Interface dataset entries:
[Start of section]

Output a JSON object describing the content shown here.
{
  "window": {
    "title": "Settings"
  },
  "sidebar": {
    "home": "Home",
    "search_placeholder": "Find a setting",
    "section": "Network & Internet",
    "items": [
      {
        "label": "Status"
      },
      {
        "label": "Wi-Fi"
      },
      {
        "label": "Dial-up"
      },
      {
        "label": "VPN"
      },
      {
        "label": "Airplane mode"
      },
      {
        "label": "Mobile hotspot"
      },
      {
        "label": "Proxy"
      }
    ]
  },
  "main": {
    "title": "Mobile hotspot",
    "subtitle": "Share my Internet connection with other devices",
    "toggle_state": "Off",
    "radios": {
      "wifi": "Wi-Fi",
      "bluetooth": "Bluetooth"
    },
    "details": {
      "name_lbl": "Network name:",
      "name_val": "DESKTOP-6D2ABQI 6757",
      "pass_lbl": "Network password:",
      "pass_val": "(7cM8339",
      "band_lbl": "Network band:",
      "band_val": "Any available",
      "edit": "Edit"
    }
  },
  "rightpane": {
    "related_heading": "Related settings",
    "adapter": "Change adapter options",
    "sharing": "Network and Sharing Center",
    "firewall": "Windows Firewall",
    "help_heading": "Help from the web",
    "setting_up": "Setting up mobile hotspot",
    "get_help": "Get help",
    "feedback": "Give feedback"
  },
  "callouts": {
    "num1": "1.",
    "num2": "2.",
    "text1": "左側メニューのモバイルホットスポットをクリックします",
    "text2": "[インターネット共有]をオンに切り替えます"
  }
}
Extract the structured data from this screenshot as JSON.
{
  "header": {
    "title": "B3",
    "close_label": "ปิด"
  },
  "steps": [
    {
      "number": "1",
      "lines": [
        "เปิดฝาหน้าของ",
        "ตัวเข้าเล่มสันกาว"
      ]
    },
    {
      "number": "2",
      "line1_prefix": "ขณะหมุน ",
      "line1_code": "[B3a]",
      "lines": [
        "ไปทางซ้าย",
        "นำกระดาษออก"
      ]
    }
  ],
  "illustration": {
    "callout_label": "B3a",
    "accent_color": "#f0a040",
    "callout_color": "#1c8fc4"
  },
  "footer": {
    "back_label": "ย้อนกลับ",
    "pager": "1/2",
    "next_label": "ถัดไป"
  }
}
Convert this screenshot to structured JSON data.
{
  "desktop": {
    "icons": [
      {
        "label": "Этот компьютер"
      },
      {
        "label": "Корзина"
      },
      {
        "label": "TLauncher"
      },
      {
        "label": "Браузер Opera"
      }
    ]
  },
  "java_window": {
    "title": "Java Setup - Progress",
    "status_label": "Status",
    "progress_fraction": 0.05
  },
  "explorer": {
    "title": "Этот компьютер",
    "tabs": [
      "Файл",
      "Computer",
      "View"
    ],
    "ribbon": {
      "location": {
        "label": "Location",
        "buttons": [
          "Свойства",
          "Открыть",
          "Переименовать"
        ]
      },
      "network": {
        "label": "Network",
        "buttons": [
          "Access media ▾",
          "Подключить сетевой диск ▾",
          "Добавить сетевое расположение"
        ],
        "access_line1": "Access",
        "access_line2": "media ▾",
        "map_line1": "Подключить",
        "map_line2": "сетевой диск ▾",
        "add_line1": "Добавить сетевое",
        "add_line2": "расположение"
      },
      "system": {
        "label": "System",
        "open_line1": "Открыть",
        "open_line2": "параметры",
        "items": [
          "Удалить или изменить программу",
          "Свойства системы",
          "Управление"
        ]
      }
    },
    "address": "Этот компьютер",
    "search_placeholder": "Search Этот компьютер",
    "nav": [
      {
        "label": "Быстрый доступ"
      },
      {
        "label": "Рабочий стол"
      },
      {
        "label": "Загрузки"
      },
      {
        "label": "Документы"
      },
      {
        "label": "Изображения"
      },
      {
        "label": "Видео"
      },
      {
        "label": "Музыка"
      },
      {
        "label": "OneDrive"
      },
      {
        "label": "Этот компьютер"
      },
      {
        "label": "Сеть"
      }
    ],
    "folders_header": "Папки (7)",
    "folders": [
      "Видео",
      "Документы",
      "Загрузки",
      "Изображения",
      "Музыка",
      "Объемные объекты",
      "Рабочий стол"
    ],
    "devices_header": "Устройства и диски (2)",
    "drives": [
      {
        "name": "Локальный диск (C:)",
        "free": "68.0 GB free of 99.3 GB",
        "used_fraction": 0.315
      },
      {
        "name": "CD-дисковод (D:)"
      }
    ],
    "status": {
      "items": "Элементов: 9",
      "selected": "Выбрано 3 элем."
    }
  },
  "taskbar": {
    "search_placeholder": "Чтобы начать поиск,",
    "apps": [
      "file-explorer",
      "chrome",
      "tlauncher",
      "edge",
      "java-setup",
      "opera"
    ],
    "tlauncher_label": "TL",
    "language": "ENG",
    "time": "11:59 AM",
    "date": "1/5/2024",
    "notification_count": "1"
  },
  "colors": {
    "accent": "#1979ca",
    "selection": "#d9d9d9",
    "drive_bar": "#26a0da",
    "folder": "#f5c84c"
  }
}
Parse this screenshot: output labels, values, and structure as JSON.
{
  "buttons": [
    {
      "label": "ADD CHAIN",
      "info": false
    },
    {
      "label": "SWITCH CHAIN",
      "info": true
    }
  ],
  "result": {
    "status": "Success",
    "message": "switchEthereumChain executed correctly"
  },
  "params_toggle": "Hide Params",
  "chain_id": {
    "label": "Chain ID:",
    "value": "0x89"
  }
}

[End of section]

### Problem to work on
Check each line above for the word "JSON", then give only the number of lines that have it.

### Completed task
4